* What to do
Find every line below where the string "username" shows up, and copy those lines.

* Task input
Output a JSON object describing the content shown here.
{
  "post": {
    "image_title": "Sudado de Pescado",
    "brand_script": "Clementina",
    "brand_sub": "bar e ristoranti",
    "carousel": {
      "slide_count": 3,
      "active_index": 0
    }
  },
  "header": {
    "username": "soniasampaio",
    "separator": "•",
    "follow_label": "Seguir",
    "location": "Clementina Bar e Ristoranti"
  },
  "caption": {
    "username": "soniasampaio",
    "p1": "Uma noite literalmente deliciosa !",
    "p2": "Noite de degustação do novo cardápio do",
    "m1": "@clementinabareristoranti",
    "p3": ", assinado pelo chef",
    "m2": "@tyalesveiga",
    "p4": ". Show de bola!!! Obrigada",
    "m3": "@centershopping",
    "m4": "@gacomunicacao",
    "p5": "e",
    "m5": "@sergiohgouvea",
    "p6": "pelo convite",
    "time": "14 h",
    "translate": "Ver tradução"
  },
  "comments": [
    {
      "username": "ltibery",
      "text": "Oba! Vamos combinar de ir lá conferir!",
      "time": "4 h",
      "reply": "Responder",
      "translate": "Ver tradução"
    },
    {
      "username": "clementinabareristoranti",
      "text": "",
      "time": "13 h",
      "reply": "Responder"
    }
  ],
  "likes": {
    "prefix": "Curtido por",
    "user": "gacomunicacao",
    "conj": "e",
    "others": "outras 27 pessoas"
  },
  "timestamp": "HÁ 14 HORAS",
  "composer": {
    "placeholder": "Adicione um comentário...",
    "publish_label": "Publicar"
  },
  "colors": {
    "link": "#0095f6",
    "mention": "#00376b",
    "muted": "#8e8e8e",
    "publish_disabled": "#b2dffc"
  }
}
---
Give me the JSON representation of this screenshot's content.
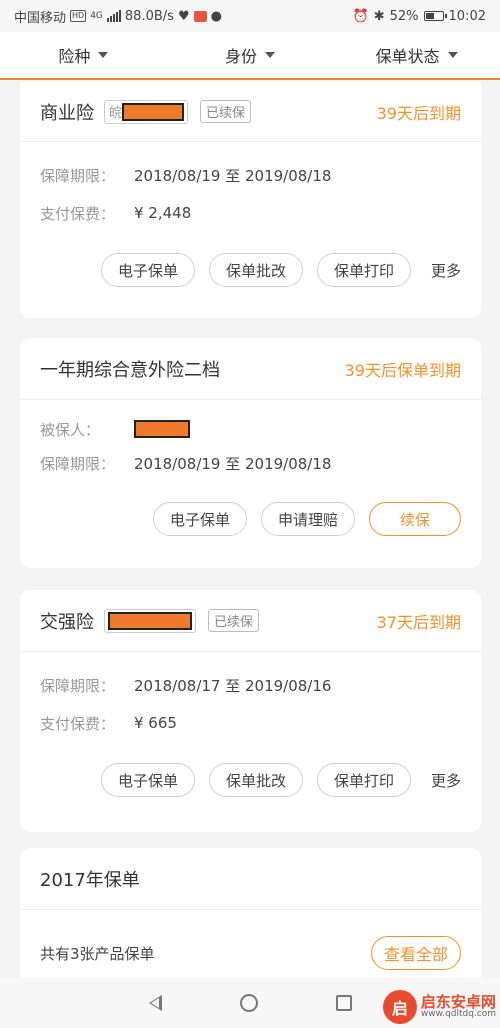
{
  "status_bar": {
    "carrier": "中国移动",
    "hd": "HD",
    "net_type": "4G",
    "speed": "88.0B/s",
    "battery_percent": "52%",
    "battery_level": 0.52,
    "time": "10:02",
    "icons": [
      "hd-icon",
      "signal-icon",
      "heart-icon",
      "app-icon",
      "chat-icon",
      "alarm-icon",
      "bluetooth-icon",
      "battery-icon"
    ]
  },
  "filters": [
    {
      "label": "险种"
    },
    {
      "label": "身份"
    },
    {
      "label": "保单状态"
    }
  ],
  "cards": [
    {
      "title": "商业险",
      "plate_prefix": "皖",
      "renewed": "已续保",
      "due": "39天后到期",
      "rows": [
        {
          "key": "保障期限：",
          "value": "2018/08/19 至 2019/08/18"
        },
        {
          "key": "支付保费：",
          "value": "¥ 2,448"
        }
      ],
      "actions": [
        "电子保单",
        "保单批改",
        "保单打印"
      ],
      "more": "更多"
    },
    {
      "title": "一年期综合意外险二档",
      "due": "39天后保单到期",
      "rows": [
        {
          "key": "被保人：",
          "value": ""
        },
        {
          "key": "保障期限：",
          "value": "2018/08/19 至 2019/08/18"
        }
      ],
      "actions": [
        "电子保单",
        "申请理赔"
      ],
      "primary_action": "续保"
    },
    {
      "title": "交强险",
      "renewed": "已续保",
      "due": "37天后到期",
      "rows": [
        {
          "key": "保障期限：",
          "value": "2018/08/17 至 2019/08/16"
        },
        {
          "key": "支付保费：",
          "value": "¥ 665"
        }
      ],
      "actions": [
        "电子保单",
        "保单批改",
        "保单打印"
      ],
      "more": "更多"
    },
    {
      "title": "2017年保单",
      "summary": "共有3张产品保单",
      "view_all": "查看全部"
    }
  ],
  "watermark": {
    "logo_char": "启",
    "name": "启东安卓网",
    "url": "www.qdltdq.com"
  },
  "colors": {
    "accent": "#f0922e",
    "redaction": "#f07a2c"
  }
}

* Task response
    "username": "soniasampaio",
    "username": "soniasampaio",
      "username": "ltibery",
      "username": "clementinabareristoranti",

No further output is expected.